I’m always on the lookout to try something new and make fitness more fun, though! Last week, my co-worker who goes boxing regularly asked me if I was interested in trying out Flyweight. I’ve never heard of boutique boxing before and I had hesitations but we were given a free trial class upon signing up and who am I to say no to that?!
Flyweight? Boutique boxing?!
The best way I can describe Flyweight is that it’s the indoor cycling of boxing. You book a bag (instead of a bike or a rower), show up for class, and follow the instructor’s program.
I’ve never taken a single boxing class before so I was a little worried about the moves but I figured those Billy Blanks Tae Bo videos I used to work out to would do. I was right lol.
Flyweight has two studios: Bas, which has 21 heavy bags and Mez, the smaller room with 8 bags. Our class was at Bas and like indoor cycling studios, the place was dimly lit to give that fun, nightclub atmosphere. There is enough space in between bags so you don’t have to worry about getting in someone’s way (unless the person behind you is a strong puncher or something). The floor can get dirty, though, so make sure to grab a mat when it’s time to cool down with floor work.
Each instructor has their own teaching style and program and we took the 815PM Monday class led by Pio (who also teaches rowing at Saddle Row). The 45-minute class started with the usual warm-up: jumping jacks, squats, squat pulses etc. I do a lot of cardio and conditioning but I’m a smoker so I will always struggle. Less than five minutes into it and I was already short of breath. My heart rate was up and I had worked up a good sweat. I kind of wanted to die.

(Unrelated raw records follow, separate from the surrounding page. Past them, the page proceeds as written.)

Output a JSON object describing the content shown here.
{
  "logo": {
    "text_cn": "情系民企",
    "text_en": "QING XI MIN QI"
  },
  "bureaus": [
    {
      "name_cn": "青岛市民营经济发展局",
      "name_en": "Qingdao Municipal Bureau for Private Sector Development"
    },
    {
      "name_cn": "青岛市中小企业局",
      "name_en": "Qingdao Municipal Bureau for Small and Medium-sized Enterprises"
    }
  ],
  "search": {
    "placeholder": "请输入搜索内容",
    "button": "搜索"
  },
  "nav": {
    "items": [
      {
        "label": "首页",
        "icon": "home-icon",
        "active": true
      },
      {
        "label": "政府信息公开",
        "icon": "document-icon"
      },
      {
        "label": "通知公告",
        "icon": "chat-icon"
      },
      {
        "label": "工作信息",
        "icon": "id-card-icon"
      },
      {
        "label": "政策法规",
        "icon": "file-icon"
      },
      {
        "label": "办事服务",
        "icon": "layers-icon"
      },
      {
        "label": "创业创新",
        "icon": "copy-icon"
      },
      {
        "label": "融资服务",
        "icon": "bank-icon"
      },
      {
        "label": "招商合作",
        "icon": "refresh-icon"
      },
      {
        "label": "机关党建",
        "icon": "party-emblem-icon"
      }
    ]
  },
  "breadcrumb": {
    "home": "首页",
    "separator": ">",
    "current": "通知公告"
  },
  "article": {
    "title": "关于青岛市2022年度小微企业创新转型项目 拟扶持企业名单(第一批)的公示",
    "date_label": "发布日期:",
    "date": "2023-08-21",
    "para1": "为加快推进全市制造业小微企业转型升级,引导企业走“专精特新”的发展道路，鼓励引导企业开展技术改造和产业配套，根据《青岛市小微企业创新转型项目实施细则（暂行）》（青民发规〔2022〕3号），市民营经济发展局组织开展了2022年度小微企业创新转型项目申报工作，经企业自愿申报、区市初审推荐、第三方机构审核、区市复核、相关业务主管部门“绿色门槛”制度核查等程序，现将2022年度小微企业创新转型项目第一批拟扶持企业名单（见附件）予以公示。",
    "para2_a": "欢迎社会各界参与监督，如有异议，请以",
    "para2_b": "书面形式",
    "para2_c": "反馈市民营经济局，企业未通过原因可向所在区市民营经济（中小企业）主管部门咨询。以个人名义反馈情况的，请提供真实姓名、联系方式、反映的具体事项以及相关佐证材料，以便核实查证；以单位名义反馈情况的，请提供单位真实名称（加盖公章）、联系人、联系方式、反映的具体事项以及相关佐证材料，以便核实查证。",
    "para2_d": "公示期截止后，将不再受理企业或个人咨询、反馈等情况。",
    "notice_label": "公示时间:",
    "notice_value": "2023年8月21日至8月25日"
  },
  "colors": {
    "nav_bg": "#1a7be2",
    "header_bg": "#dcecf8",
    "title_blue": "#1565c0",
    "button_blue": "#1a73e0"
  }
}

Pio demonstrates the different boxing moves (jab, cross, hook, uppercut) in the beginning and throughout the class. If he sees that you’re a little confused, he’ll go up to your bag and show you how to do it. In between boxing work, you do different exercises like squats, squat jumps, regular and reverse lunges, planks, pike push ups, mountain climbers, and burpees with upbeat music playing in the background. You just need to find your groove and place in the music. It was intense and kind of nuts. I didn’t even realize the 45 minutes was up until Pio made us do squat pulses and told us we were about to take on our last round.
Like all group classes, you can work at your own pace and slow down or push yourself as needed. You know your body best, after all.
My only issue with boutique boxing is that as a beginner, I struggle with proper form which may cause injuries. I knew I always had to make a fist while punching but I would sometimes punch downwards. Today, my right wrist is a little strained.
You can check Flyweight’s rates on their website. It’s more expensive than indoor rowing and cycling but they have a first-timer’s promo to help you figure out if it’s the workout for you. I’ll probably go back to take their Boxing 101 class just so I can learn how to throw punches the proper way and avoid another strained wrist lol.
— Flyweight provides wraps and gloves but you can also bring your own. Someone can help you wrap your hands if you don’t know how to. The gloves are a little smelly.
— Hydrate well before and after. Since you’re wearing boxing gloves, it’s nearly impossible to take quick water breaks. You won’t even be able to grab your towel to wipe off your sweat!
— Arrive at the studio with enough time to have your hands wrapped.
Flyweight is located at
2F Eight Forbestown Road,
Bonifacio Global City